Station: [156] Mendelsohn's House at Rupenhorn

„ Dear soul, we have dreamt about this house all our lives. Now it is standing there waiting for you. Light and cheerful, despite all the worries it has meant. It is waiting for the fulfilment, for the full, ripened years, after the fast frivolity of youth.
 Everything seems heavier, but richer, more serious. Because life descends and really wants to harvest, because the world is more confined and really wants to be grasped.
 I am calling you to this life as I did in our younger years, to this new life, to this expansive view in this dreamland of reality.
You and our child, with all love and tenderness.

In this letter dated 30th June 1930, Mendelsohn announced to his wife the completion of their private house in Berlin at number 6 Rupenhorn.  From 1915 onwards he had repeatedly designed a house with his family who lived in three rooms of the Westend Guesthouse in Berlin. But it wasn’t until 1928 that he and Luise found an appropriate piece of land, with a spectacular view of Stößen lake.
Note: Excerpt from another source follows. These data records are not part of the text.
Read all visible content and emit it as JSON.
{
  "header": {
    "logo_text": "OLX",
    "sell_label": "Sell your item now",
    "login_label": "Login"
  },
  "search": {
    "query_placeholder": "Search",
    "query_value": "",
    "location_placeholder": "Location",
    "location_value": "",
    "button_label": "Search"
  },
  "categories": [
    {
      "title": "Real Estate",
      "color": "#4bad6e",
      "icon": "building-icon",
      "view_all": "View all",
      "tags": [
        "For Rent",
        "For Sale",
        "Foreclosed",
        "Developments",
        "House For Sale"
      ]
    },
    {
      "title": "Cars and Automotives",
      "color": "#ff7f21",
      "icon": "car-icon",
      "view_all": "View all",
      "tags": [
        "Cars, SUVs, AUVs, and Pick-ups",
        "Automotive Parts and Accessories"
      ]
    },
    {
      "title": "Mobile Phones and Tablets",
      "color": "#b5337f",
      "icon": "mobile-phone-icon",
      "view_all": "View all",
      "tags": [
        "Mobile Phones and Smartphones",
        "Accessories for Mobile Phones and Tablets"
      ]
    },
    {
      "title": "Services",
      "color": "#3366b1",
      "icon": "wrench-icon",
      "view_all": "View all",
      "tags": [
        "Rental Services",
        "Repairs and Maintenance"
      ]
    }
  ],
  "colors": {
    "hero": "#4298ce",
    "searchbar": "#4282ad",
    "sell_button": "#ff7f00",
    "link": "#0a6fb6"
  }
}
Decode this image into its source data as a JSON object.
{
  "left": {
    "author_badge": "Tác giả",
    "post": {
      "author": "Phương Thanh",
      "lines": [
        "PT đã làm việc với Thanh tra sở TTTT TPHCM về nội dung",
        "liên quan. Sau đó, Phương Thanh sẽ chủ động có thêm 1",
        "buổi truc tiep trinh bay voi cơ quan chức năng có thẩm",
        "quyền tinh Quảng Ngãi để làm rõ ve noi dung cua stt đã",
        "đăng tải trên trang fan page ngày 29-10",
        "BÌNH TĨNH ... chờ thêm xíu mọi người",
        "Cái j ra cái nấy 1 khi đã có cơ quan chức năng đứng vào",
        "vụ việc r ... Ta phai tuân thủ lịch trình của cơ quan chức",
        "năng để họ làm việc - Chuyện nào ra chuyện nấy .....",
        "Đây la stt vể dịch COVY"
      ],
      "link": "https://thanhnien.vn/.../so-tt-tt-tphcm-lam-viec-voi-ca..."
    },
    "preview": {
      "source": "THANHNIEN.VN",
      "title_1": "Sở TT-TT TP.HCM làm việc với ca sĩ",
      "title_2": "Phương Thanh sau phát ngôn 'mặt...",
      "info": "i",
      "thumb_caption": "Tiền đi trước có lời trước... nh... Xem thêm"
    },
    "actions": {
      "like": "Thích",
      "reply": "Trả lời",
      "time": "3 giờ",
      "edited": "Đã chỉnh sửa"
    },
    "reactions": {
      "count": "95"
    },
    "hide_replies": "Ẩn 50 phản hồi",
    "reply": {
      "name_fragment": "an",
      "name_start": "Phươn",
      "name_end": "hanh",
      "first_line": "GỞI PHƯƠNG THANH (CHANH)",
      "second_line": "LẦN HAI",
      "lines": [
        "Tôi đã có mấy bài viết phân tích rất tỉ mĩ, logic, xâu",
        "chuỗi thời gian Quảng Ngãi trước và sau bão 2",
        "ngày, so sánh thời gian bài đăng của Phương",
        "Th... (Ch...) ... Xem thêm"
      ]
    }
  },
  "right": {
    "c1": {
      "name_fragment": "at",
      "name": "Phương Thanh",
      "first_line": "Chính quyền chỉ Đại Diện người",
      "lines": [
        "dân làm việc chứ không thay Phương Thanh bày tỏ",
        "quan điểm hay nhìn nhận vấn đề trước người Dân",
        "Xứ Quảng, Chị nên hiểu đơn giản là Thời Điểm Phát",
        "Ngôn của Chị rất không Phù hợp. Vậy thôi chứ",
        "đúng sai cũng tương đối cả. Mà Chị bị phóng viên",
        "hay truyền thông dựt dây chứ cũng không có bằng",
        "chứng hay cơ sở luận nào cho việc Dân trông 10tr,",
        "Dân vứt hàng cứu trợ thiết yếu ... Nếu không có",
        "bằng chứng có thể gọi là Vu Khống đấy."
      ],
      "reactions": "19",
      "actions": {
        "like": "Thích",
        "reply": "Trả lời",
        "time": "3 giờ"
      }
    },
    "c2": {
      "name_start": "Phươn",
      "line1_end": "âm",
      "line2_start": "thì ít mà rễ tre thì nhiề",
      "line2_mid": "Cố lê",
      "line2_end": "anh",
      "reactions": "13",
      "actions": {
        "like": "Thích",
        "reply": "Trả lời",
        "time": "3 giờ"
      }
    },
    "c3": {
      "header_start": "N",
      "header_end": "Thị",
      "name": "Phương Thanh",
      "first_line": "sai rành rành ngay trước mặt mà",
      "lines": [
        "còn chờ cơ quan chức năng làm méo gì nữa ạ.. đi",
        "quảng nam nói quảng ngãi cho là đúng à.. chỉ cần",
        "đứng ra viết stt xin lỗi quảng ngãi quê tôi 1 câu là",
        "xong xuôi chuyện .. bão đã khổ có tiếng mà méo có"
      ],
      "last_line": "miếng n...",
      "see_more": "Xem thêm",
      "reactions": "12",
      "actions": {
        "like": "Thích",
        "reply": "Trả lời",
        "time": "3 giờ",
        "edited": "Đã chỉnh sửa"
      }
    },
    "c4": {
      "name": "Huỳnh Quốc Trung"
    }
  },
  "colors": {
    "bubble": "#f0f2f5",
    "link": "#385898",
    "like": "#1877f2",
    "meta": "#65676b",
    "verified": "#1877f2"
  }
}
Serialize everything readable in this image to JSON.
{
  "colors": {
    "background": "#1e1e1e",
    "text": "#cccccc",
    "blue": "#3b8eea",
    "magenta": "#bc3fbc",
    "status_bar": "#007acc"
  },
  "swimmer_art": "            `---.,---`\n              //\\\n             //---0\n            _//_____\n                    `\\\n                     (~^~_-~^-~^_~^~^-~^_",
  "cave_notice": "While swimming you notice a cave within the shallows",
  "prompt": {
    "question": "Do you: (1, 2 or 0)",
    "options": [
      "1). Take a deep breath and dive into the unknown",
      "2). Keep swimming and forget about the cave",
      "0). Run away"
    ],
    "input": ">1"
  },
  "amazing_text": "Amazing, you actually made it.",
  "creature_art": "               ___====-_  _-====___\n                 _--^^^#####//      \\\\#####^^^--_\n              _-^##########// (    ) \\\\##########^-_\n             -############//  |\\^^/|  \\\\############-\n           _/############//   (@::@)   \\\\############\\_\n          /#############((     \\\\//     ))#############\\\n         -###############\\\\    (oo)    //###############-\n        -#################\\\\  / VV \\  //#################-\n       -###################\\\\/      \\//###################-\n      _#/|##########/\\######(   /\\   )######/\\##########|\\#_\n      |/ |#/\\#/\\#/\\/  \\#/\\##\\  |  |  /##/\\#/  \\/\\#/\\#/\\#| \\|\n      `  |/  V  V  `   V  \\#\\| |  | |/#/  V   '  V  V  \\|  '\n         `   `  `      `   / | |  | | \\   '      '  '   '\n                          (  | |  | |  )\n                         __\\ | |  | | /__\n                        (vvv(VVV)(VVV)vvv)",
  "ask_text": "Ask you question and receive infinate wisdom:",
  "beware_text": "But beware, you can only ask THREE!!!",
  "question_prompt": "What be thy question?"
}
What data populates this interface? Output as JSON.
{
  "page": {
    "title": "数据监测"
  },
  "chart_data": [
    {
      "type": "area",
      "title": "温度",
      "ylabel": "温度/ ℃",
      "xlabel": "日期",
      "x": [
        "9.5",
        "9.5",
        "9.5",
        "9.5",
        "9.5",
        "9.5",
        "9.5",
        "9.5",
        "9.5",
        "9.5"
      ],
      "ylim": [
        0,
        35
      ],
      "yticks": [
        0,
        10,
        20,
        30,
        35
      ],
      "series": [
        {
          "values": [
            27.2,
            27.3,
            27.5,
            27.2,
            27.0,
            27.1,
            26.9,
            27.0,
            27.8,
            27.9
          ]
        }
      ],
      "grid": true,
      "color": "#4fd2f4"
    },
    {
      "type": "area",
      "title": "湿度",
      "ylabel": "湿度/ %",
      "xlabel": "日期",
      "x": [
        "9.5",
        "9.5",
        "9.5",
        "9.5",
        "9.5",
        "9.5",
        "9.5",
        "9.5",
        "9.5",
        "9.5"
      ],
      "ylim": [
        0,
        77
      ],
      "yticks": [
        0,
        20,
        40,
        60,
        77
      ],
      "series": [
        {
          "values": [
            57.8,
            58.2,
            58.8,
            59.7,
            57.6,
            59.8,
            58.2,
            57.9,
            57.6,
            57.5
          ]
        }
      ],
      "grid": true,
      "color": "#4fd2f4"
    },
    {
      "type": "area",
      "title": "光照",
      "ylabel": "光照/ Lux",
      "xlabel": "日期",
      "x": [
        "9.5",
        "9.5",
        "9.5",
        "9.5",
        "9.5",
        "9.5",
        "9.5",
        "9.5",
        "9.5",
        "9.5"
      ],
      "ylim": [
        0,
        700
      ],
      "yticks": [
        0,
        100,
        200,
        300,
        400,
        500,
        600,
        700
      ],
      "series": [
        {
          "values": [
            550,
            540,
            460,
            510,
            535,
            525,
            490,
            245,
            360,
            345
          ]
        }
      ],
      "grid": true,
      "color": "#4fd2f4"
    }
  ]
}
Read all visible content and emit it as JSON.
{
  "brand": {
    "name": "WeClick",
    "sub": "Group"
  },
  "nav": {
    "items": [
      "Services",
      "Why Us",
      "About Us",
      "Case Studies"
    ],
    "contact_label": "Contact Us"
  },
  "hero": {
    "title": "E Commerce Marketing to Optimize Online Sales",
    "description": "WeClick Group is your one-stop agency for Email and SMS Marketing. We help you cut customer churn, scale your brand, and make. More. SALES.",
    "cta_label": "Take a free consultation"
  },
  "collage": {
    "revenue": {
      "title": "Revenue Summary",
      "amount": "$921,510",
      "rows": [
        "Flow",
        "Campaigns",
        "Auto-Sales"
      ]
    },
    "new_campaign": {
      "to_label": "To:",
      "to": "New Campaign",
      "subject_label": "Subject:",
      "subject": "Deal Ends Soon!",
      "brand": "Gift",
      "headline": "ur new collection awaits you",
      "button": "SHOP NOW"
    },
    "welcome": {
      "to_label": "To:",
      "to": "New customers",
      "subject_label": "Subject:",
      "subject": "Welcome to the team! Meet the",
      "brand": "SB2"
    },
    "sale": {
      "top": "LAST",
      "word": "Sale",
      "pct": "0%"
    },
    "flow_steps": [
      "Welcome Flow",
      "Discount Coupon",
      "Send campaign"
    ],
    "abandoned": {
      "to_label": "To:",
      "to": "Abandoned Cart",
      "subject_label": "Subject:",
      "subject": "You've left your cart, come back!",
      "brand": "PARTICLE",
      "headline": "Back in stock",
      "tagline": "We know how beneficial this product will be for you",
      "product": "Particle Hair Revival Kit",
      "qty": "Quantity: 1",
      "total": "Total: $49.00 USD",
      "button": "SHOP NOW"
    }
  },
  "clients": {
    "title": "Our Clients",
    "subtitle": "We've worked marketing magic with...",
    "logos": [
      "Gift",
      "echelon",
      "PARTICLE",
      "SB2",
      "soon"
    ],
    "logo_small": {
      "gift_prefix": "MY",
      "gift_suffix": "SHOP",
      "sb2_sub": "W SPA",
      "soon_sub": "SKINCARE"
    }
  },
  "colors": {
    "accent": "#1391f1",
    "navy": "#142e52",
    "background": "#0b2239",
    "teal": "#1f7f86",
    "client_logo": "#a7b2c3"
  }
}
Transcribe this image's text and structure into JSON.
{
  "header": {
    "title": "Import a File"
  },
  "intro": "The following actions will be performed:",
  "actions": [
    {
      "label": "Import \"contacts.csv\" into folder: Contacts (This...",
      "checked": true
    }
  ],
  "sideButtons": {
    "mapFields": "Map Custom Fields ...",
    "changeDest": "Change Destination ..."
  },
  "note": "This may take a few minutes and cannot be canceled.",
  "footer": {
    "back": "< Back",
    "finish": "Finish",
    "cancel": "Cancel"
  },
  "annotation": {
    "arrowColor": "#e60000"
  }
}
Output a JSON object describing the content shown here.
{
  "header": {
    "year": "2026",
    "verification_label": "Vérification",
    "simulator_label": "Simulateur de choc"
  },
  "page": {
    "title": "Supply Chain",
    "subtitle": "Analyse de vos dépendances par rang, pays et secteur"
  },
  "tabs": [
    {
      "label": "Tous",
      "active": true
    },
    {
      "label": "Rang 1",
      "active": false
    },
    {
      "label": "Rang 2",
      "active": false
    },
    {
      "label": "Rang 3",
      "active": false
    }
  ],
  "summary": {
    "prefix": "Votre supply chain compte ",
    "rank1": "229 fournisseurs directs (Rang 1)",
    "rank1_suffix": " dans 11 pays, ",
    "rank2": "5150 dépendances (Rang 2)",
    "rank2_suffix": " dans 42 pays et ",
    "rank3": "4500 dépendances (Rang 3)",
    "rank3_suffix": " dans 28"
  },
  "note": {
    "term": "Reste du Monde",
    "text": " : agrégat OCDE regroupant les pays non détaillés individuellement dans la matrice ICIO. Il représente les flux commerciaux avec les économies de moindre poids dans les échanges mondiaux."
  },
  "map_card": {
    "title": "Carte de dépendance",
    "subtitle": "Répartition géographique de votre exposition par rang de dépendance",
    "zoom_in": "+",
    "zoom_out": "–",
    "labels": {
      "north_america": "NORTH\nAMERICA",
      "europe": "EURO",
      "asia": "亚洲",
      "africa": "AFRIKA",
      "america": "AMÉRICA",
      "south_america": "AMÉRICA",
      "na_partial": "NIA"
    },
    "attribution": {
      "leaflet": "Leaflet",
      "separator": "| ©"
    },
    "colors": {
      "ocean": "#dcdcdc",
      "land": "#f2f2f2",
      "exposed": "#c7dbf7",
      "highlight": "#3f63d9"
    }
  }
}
The building was finished two years later and was an important milestone for Mendelsohn, because with it he could prove to Luise’s family that he was worthy of her.

Mendelsohn also designed the furniture for the house and in reference to music we can look at it as an „orchestration of a totalwork of art.“

Music making played a significant part in the Mendelsohns’ lives. Luise received professional training as a cellist in Königsberg, London   Leipzig and Berlin before marrying Mendelsohn in 1915. For this reason the music room was the centre of Erich’s designs. This and the dining room were on the first floor while the basement accommodated staff, fitness rooms and the family’s private rooms were on the top floor.  The east-facing terrace was used for music and theatrical performances and the submersible panoramic window that connected the west terrace to the music hall was a special highlight.

The house at Rupenhorn is Mendelsohn’s answer to the notion of a house as a Unité d'Habitation, which was being publicised by Le Corbusier at that time. The concept is clear and simple; it unites art, technology and nature to form a new synthesis.

The Mendelsohns spent very happy years in this house and it was a meeting point for important cultural and political personalities. Among others Albert Einstein took part in musical soirées, but in March 1933, just three years after moving in Adolph Hitler became Chancellor and Erich and Luise decided to leave Germany and therewith their house at Rupenhorn as well.  The furniture was stored in London and only unpacked 14 years later in San Francisco.  The media station in the niche with seating tells you about the Mendelsohns’ emigration.